### [Work instruction]
Aside from the pictures, the entries should be given again exactly.
_____
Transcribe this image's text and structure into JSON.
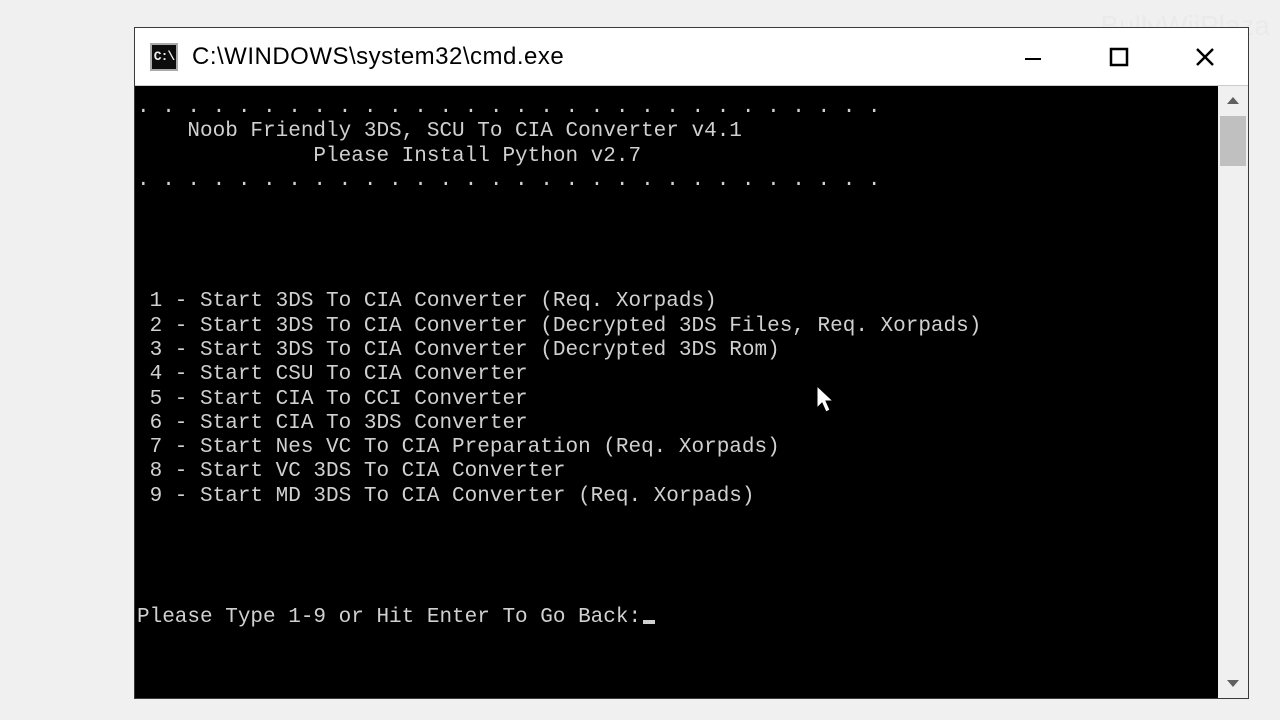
{
  "window": {
    "title": "C:\\WINDOWS\\system32\\cmd.exe",
    "icon_text": "C:\\"
  },
  "console": {
    "border": ". . . . . . . . . . . . . . . . . . . . . . . . . . . . . .",
    "header1": "    Noob Friendly 3DS, SCU To CIA Converter v4.1",
    "header2": "              Please Install Python v2.7",
    "menu": [
      " 1 - Start 3DS To CIA Converter (Req. Xorpads)",
      " 2 - Start 3DS To CIA Converter (Decrypted 3DS Files, Req. Xorpads)",
      " 3 - Start 3DS To CIA Converter (Decrypted 3DS Rom)",
      " 4 - Start CSU To CIA Converter",
      " 5 - Start CIA To CCI Converter",
      " 6 - Start CIA To 3DS Converter",
      " 7 - Start Nes VC To CIA Preparation (Req. Xorpads)",
      " 8 - Start VC 3DS To CIA Converter",
      " 9 - Start MD 3DS To CIA Converter (Req. Xorpads)"
    ],
    "prompt": "Please Type 1-9 or Hit Enter To Go Back:"
  },
  "watermark": "BullyWiiPlaza"
}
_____
### [Exercise answer]
Transcribe this image's text and structure into JSON.
{
  "window": {
    "title": "C:\\WINDOWS\\system32\\cmd.exe",
    "icon_text": "C:\\"
  },
  "console": {
    "border": ". . . . . . . . . . . . . . . . . . . . . . . . . . . . . .",
    "header1": "    Noob Friendly 3DS, SCU To CIA Converter v4.1",
    "header2": "              Please Install Python v2.7",
    "menu": [
      " 1 - Start 3DS To CIA Converter (Req. Xorpads)",
      " 2 - Start 3DS To CIA Converter (Decrypted 3DS Files, Req. Xorpads)",
      " 3 - Start 3DS To CIA Converter (Decrypted 3DS Rom)",
      " 4 - Start CSU To CIA Converter",
      " 5 - Start CIA To CCI Converter",
      " 6 - Start CIA To 3DS Converter",
      " 7 - Start Nes VC To CIA Preparation (Req. Xorpads)",
      " 8 - Start VC 3DS To CIA Converter",
      " 9 - Start MD 3DS To CIA Converter (Req. Xorpads)"
    ],
    "prompt": "Please Type 1-9 or Hit Enter To Go Back:"
  },
  "watermark": "BullyWiiPlaza"
}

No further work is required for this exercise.